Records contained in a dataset
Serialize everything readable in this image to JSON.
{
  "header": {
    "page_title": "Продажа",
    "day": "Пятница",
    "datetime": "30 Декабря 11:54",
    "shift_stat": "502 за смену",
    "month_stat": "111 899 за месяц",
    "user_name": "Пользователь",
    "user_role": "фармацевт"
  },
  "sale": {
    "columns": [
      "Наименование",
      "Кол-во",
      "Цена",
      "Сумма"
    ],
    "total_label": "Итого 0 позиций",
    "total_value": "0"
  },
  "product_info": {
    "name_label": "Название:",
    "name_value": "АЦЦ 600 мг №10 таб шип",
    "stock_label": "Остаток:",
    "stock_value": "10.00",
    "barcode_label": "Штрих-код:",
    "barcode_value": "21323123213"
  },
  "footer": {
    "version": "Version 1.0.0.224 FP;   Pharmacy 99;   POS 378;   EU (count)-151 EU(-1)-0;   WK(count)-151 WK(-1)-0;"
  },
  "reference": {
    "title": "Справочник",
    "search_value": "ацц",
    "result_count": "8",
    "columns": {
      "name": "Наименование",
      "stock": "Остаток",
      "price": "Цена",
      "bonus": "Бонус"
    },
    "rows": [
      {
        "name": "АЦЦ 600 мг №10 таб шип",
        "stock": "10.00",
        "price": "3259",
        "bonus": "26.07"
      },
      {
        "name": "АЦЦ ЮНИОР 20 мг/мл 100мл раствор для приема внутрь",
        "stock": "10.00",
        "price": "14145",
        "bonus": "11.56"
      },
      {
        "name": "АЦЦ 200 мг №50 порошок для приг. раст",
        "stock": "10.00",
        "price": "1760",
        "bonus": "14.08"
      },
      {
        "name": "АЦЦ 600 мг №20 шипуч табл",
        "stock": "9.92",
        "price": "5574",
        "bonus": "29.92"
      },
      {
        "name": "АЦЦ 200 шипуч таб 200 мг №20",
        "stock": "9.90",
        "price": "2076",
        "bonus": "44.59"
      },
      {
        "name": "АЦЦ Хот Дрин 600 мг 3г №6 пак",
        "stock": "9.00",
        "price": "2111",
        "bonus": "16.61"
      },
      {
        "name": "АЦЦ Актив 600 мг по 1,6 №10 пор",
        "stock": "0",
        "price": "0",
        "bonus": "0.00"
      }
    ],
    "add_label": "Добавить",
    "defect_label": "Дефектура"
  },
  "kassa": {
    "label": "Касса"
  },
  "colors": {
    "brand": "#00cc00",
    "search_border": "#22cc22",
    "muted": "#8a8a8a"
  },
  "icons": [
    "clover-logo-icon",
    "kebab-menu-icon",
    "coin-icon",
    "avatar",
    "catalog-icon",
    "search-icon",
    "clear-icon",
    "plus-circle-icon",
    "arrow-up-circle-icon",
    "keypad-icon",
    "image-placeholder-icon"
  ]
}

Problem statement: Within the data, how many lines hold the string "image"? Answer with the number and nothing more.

Final answer: 2